Sustainability is the hard part. As we all know, cities are like living organisms: either growing or dying. Nothing stays the same. Roads deteriorate, bridges become unstable and capacity increases on them, buildings grow old and in need of repair and to be revitalized, cost of government services grows, and on and on. Consumer tastes and desires change over time as well, creating need for changes to existing infrastructure, be it buildings or businesses.
So, can we continue to have it both ways? I hope so. For more than 173 years, New Braunfels has figured out how to maintain and sustain its economy and infrastructure. You can still cross the Gruene low water bridge as in years gone by, but now on a safer structure that looks great. You can now navigate the Seguin Avenue railroad underpass near the post office in four lanes, instead two. It looks great and does not flood as frequently as the original underpass.
A public open house was held at the Civic Convention Center (remodeled in 2008 from the original 1971 structure) on May 1 regarding the San Antonio Street Bridge project. This “narrow one lane each way” bridge over the Comal River is in need of stabilization and additional capacity. Walking across the old bridge the last two MLK marches gave me the unique and scary perspective to look straight down from the middle of the paved roadway and clearly see the water below. The bridge recently sustained another direct hit by an automobile, one of many reported each year.
The proposed enhancement project creates a wider and safer structure for all while maintaining its unique design, especially underneath the roadway.

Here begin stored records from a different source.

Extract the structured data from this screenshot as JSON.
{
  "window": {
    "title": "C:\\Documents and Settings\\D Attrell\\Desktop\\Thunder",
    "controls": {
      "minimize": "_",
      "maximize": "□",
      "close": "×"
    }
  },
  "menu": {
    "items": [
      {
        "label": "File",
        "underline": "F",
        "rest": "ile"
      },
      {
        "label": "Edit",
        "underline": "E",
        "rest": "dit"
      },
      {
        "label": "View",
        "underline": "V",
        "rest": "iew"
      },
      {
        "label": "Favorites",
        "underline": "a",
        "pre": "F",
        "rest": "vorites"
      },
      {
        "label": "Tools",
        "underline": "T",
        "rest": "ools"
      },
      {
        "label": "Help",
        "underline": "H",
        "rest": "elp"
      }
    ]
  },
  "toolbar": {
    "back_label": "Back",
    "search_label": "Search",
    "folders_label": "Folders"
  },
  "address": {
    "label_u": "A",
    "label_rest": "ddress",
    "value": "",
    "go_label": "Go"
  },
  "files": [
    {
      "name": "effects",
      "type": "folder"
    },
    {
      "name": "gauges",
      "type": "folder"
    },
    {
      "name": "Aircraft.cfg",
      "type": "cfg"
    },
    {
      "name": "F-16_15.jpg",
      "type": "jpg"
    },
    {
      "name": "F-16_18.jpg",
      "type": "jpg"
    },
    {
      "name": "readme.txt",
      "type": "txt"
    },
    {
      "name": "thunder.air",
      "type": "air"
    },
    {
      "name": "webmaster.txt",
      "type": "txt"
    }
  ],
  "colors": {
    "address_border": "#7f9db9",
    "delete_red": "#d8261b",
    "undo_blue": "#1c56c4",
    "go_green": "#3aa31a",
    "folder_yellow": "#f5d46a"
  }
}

And, best of all, it is practically free to local taxpayers because the federal highway system via TxDOT is paying for it. While figuring out how to coordinate recreation below during the summertime remains, a collapse of this structure could be catastrophic. It’s difficult to preserve history when it could fall into the Comal River bed below.
Downtown is another area we all want sustained. Much has been written and debated on the pros and cons of the South Castell project. That initiative is at its core a sustainability project for our Civic Convention Center and all of the central business district. Without the addition of a live-work-convention environment downtown, our current thriving downtown will be more and more challenged to attract the current and coming generations. Having such needed infrastructure added on city-owned land is an extra bonus, which can spin off non-taxable income for our city to provide needed street and drainage, and police and fire services all around the community.
Let’s keep New Braunfels Sustainable.
President, Greater New Braunfels Chamber of Commerce, Inc.